Start of Information given

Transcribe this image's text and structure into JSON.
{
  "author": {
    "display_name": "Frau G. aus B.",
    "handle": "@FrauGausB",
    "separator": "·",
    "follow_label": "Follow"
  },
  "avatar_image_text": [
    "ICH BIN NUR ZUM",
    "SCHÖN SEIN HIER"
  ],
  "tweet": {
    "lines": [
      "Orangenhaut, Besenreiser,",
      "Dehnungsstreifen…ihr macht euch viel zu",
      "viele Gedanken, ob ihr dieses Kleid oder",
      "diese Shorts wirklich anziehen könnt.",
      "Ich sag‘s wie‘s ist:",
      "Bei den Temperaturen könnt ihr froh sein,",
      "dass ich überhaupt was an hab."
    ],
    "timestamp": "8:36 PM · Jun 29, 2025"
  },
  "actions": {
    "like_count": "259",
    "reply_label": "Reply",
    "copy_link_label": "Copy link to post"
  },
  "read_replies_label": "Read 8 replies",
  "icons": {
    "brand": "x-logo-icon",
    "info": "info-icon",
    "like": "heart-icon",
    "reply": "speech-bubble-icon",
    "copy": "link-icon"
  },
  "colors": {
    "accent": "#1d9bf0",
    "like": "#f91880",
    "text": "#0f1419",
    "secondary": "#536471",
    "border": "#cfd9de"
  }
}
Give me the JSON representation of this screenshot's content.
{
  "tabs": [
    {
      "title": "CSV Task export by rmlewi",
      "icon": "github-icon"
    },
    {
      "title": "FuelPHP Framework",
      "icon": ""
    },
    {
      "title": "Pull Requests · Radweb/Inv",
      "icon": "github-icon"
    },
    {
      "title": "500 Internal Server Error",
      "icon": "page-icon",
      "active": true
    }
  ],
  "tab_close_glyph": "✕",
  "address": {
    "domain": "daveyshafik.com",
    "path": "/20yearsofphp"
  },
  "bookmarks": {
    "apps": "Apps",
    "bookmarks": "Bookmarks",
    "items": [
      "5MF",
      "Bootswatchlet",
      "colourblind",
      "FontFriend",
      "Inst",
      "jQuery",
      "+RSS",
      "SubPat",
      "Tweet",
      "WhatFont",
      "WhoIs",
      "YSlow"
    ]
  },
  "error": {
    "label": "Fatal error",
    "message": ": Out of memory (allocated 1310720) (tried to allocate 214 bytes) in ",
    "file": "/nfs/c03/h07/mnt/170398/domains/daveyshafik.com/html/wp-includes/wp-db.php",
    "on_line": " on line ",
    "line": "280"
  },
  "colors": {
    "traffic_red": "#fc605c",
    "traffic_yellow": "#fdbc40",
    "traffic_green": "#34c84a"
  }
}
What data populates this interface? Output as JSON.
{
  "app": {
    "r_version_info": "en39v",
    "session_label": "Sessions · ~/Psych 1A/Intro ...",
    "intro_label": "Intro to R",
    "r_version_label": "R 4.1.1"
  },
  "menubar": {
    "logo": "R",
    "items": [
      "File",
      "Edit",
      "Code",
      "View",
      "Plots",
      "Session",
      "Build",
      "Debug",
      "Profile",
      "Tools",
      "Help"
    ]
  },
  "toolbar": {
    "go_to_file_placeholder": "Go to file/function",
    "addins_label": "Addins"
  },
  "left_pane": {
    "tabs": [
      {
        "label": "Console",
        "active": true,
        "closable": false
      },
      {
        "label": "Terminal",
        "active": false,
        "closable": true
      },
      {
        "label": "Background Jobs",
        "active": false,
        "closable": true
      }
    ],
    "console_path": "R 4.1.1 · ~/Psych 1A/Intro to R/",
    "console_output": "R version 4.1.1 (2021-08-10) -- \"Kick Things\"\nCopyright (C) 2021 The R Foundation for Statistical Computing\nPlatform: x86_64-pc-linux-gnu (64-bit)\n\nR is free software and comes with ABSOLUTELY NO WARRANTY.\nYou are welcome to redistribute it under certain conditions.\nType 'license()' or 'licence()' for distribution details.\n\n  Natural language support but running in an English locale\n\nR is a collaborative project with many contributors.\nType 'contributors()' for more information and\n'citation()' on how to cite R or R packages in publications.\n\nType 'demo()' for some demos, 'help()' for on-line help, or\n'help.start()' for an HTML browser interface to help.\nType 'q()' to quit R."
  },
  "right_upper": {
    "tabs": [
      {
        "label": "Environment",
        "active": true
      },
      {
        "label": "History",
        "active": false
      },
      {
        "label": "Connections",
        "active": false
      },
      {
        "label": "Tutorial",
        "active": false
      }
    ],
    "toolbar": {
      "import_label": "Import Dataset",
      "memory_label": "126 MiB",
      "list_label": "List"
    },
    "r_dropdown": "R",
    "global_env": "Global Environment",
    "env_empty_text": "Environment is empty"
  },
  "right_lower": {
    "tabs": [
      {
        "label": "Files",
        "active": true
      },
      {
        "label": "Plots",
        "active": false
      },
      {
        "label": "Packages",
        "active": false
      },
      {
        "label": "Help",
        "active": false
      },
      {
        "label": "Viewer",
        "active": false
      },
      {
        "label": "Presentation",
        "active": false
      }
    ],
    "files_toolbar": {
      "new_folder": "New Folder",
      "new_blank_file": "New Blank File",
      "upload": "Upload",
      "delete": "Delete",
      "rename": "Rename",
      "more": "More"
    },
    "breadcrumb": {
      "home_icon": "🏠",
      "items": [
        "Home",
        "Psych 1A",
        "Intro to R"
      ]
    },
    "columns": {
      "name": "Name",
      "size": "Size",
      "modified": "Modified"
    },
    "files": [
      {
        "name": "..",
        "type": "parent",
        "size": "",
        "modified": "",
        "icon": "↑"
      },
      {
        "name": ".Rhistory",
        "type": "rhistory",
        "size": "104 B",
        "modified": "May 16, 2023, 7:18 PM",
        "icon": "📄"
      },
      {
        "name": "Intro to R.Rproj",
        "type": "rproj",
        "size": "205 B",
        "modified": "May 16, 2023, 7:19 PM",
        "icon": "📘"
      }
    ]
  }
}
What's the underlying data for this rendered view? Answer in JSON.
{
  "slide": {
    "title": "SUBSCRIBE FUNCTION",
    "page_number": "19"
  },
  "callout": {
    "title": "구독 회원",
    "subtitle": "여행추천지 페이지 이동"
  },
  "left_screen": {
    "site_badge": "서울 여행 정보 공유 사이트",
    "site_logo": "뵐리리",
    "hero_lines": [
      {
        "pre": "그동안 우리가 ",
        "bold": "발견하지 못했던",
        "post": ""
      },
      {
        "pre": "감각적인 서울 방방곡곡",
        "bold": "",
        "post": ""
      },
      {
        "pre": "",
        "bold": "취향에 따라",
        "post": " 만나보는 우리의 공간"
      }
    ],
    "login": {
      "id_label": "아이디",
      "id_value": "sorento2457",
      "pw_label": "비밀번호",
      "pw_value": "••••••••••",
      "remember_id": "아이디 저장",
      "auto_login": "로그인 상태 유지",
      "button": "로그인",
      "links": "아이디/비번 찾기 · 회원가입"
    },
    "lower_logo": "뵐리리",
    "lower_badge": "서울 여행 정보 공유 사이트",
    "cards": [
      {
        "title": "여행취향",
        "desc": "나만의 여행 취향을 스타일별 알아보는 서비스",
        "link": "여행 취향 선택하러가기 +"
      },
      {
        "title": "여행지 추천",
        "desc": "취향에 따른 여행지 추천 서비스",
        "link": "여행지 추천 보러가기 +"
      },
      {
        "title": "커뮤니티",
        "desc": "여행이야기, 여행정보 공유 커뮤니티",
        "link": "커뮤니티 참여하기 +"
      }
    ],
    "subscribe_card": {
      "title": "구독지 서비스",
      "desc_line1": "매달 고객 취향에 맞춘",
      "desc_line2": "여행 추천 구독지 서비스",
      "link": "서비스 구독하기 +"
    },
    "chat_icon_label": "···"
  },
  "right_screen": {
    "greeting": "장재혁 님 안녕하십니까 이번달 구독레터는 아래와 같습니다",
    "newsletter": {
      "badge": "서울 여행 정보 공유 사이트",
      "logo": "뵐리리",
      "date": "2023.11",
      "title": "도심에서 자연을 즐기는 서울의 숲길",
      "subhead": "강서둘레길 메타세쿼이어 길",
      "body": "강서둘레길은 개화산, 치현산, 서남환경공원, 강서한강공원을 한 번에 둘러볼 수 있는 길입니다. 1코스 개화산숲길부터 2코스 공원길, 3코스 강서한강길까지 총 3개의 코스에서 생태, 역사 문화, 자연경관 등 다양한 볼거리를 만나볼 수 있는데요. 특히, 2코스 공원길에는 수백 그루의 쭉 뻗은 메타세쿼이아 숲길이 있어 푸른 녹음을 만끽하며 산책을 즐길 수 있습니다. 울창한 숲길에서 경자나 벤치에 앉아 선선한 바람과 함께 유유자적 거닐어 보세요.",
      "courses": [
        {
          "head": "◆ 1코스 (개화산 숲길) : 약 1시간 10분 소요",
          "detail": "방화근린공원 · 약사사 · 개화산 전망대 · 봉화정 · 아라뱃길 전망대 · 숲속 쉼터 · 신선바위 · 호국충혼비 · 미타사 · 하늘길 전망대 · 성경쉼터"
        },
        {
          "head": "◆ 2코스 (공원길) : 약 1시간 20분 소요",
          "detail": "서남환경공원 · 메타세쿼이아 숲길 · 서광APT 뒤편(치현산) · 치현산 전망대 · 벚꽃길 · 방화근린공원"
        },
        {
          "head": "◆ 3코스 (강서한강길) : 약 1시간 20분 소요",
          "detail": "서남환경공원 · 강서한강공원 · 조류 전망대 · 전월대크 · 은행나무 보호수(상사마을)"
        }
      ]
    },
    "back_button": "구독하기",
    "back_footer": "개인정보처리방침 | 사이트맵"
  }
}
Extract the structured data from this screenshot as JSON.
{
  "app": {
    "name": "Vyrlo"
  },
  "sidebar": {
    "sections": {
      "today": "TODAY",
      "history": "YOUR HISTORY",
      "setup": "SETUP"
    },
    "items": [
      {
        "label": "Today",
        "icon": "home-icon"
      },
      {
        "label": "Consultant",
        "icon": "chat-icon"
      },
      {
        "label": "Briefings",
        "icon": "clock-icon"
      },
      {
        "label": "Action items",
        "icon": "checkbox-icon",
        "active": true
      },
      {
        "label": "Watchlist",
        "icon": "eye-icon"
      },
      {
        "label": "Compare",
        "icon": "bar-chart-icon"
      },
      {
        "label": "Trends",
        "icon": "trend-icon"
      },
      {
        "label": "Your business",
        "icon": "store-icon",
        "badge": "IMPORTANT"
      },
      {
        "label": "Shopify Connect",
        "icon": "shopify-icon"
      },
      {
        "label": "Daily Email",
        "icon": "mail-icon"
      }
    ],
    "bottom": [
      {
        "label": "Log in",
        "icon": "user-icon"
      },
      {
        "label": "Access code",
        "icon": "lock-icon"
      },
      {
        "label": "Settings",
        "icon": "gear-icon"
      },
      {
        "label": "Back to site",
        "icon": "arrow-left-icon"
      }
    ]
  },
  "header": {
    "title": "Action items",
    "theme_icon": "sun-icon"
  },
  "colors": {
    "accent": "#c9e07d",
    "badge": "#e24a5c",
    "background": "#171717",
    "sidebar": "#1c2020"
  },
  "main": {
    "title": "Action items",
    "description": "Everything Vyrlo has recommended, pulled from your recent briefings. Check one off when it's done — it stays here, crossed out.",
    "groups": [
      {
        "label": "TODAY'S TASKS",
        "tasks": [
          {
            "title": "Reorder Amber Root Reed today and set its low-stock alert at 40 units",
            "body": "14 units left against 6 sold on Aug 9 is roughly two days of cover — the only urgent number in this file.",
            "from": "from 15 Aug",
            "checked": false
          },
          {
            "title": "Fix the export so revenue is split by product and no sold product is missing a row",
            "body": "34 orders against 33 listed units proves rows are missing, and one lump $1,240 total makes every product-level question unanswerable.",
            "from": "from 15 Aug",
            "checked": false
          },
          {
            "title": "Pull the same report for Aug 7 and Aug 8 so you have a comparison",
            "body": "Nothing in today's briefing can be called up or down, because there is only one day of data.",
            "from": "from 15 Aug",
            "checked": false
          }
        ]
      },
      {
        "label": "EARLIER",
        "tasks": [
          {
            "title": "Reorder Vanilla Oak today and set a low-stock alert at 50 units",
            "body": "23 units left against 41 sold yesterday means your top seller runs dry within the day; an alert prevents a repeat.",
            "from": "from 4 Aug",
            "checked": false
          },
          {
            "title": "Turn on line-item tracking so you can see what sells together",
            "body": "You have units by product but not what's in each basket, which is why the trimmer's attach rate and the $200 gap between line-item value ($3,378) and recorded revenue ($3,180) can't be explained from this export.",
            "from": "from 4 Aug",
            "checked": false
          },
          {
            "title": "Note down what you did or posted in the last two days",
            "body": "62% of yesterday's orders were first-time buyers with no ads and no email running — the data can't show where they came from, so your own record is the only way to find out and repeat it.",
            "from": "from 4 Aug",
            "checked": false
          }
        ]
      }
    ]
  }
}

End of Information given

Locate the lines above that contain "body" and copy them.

      "body": "강서둘레길은 개화산, 치현산, 서남환경공원, 강서한강공원을 한 번에 둘러볼 수 있는 길입니다. 1코스 개화산숲길부터 2코스 공원길, 3코스 강서한강길까지 총 3개의 코스에서 생태, 역사 문화, 자연경관 등 다양한 볼거리를 만나볼 수 있는데요. 특히, 2코스 공원길에는 수백 그루의 쭉 뻗은 메타세쿼이아 숲길이 있어 푸른 녹음을 만끽하며 산책을 즐길 수 있습니다. 울창한 숲길에서 경자나 벤치에 앉아 선선한 바람과 함께 유유자적 거닐어 보세요.",
            "body": "14 units left against 6 sold on Aug 9 is roughly two days of cover — the only urgent number in this file.",
            "body": "34 orders against 33 listed units proves rows are missing, and one lump $1,240 total makes every product-level question unanswerable.",
            "body": "Nothing in today's briefing can be called up or down, because there is only one day of data.",
            "body": "23 units left against 41 sold yesterday means your top seller runs dry within the day; an alert prevents a repeat.",
            "body": "You have units by product but not what's in each basket, which is why the trimmer's attach rate and the $200 gap between line-item value ($3,378) and recorded revenue ($3,180) can't be explained from this export.",
            "body": "62% of yesterday's orders were first-time buyers with no ads and no email running — the data can't show where they came from, so your own record is the only way to find out and repeat it.",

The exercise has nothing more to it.